115(2004); http://dx.doi.org/10.1121/1.1648320View Description Hide Description
Travel time stability is investigated in environments consisting of a range-independent background sound-speed profile on which a highly structured range-dependent perturbation is superimposed. The stability of both unconstrained and constrained (eigenray) travel times is considered. Both general theoretical arguments and analytical estimates of time spreads suggest that travel time stability is largely controlled by a property ω′ of the background sound-speed profile. Here, is the range of a ray double loop and I is the ray action variable. Numerical results for both volume scattering by internal waves in deep-ocean environments and rough surfacescattering in upward-refracting environments are shown to confirm the expectation that travel time stability is largely controlled by ω′.
Geoacoustic inversion in range-dependent ocean environments using a plane wave reflection coefficient approach115(2004); http://dx.doi.org/10.1121/1.1646405View Description Hide Description
A new, efficient, versatile ray-based model is presented that performs geoacoustic inversions in range-dependent oceanwaveguides faster than alternative forward models for which the computation time becomes extremely long, especially for broadband inversions. The water propagation is approximately separated from the seabed interaction using predetermined bathymetry and a possibly range-dependent water sound speed profile. The geometrical optics approximation is used to calculate eigenrays between sources and receivers, including bottom reflecting paths. Modeled broadband pressure fields are obtained by computing the plane wavereflection coefficient at specific angles and frequencies and by then linking this result with the bottom reflected eigenrays. Each perturbation of the seabed requires a recalculation of the plane wavereflection coefficient, but not a recalculation of the eigenrays, resulting in a highly efficient method. Range-independent problems are treated as a limiting case of the approach. The method is first described and then demonstrated with a few simple range-independent theoretical models. The versatility of addressing range-dependence in the bottom seabed is demonstrated with a simulated data set. Finally, the new model is applied to inversion from a measured data set, taken with impulsive sources, for both range-independent and range-dependent continental shelf environments.
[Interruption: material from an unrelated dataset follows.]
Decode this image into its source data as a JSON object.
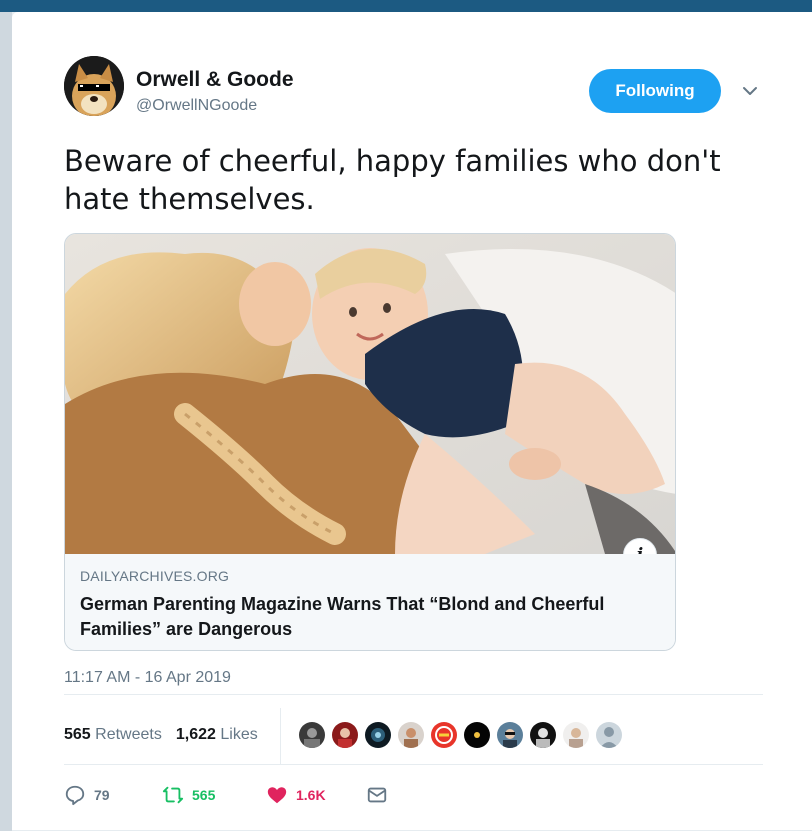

Criteria for discretization of seafloor bathymetry when using a stairstep approximation: Application to computation of T-phase seismograms115(2004); http://dx.doi.org/10.1121/1.1643361View Description Hide Description
Acoustic solutions for numerical models in which an overly coarse discretization of a stairstep boundary is employed to simulate smoothly varying bathymetry are degraded in a way that simulates scattering. Geometrical optics approximations are used to derive discretization criteria for simulating a smoothly sloping interface for the case of a source embedded in either an acoustic or an elastic seafloor, and applied to modeling T-phases. A finite difference time-domain modeling approach is used to synthesize T-phases for both smoothly sloping and rough seafloor boundaries. It is shown that scattering at a rough seafloor boundary yields ocean-borne acoustic phases with velocities near those of observed T-phase, while smooth seafloor models yield T-phases with slower horizontal velocities. The long duration of the computed T-phases for both the rough acoustic and elasticmodels is consistent with energy being scattered into the sound channel both as it transits the ocean/crust boundary, as well as at several subsequent seafloor reflections. However, comparison between the elastic and acoustic modelingsolutions indicates that the T-phase wavetrain duration decreases with decreasing impedence contrast between the ocean and seafloor.